In 2017, an estimated 10.5 million unauthorized immigrants lived in the United States, down from a peak of 12.2 million in 2007. Explore trends in the unauthorized immigrant population for U.S. states, as well as for birth countries and regions.
There were a record 44.4 million immigrants living in the U.S. in 2017, making up 13.6% of the nation’s population.
Explore estimates of unauthorized immigrant populations in 182 U.S. metropolitan areas.
The overall gain in income among Latino workers is driven by a rise in the share of higher-income immigrants who have lived in the U.S. for more years.

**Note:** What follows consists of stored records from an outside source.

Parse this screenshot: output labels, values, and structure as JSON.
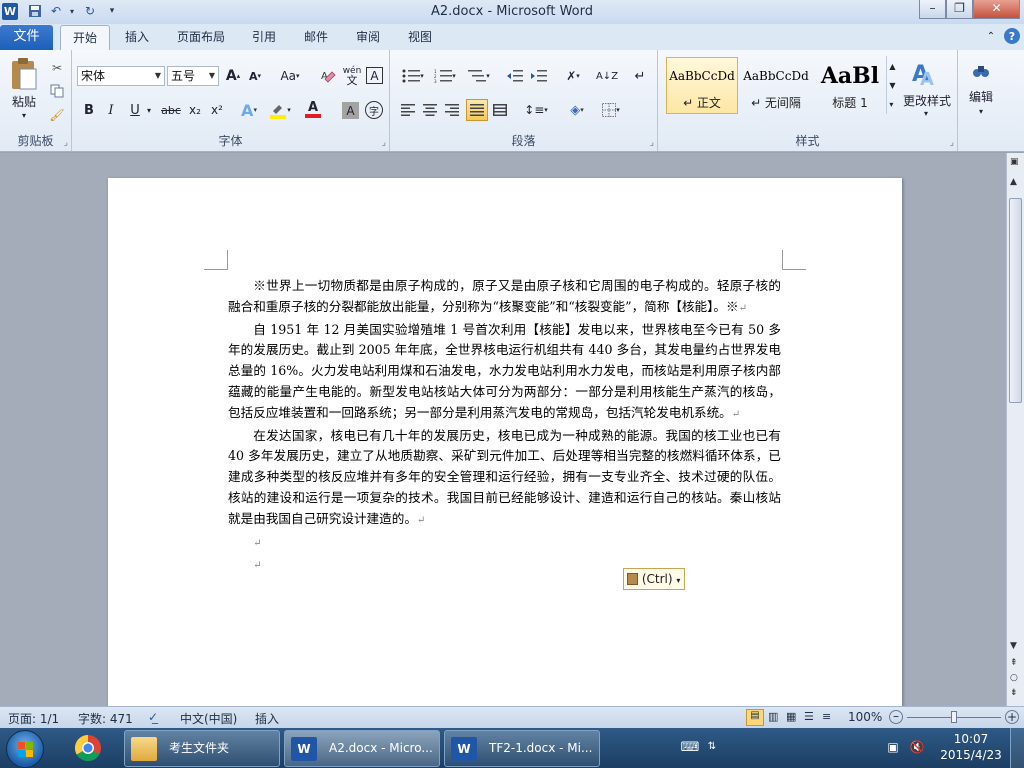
{
  "app": {
    "window_title": "A2.docx - Microsoft Word",
    "icon_letter": "W",
    "help_label": "?"
  },
  "tabs": [
    "文件",
    "开始",
    "插入",
    "页面布局",
    "引用",
    "邮件",
    "审阅",
    "视图"
  ],
  "ribbon": {
    "clipboard": {
      "label": "剪贴板",
      "paste": "粘贴"
    },
    "font": {
      "label": "字体",
      "font_name": "宋体",
      "font_size": "五号",
      "bold": "B",
      "italic": "I",
      "underline": "U",
      "strike": "abc",
      "subscript": "x₂",
      "superscript": "x²",
      "grow": "A",
      "shrink": "A",
      "change_case": "Aa",
      "wen": "wén",
      "char_border": "A",
      "text_effects": "A",
      "font_color": "A",
      "char_shading": "A",
      "enclose": "字"
    },
    "paragraph": {
      "label": "段落"
    },
    "styles": {
      "label": "样式",
      "items": [
        {
          "sample": "AaBbCcDd",
          "name": "↵ 正文"
        },
        {
          "sample": "AaBbCcDd",
          "name": "↵ 无间隔"
        },
        {
          "sample": "AaBl",
          "name": "标题 1"
        }
      ],
      "change": "更改样式"
    },
    "editing": {
      "label": "编辑"
    }
  },
  "document": {
    "paragraphs": [
      "※世界上一切物质都是由原子构成的，原子又是由原子核和它周围的电子构成的。轻原子核的融合和重原子核的分裂都能放出能量，分别称为“核聚变能”和“核裂变能”，简称【核能】。※",
      "自 1951 年 12 月美国实验增殖堆 1 号首次利用【核能】发电以来，世界核电至今已有 50 多年的发展历史。截止到 2005 年年底，全世界核电运行机组共有 440 多台，其发电量约占世界发电总量的 16%。火力发电站利用煤和石油发电，水力发电站利用水力发电，而核站是利用原子核内部蕴藏的能量产生电能的。新型发电站核站大体可分为两部分：一部分是利用核能生产蒸汽的核岛，包括反应堆装置和一回路系统；另一部分是利用蒸汽发电的常规岛，包括汽轮发电机系统。",
      "在发达国家，核电已有几十年的发展历史，核电已成为一种成熟的能源。我国的核工业也已有 40 多年发展历史，建立了从地质勘察、采矿到元件加工、后处理等相当完整的核燃料循环体系，已建成多种类型的核反应堆并有多年的安全管理和运行经验，拥有一支专业齐全、技术过硬的队伍。核站的建设和运行是一项复杂的技术。我国目前已经能够设计、建造和运行自己的核站。秦山核站就是由我国自己研究设计建造的。"
    ],
    "paragraph_mark": "↵",
    "paste_options": "(Ctrl)"
  },
  "status": {
    "page": "页面: 1/1",
    "words": "字数: 471",
    "language": "中文(中国)",
    "mode": "插入",
    "zoom": "100%"
  },
  "taskbar": {
    "items": [
      "考生文件夹",
      "A2.docx - Micro...",
      "TF2-1.docx - Mi..."
    ],
    "time": "10:07",
    "date": "2015/4/23"
  }
}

Yet the incomes of U.S.-born Latinos are still less than since the recession began.
Pew Research Center estimates that 10.7 million unauthorized immigrants, the lowest level in a decade, lived in the U.S. in 2016. View state by state data on unauthorized immigration.
There were 10.7 million unauthorized immigrants in the U.S. in 2016, down from 12.2 million in 2007. The total is the lowest since 2004 and is tied to a decline in the number of Mexican unauthorized immigrants.
About half of U.S. Latinos say the situation for Hispanics in the U.S. has worsened over the past year, and a majority say they worry that they or someone they know could be deported.
The Latino population in the United States, drawn from an increasingly diverse mix of countries, has reached nearly 58 million in 2016 and has been the principal driver of U.S. demographic growth, accounting for half of national population growth since 2000.
Identity for U.S. Hispanics is multidimensional and multifaceted.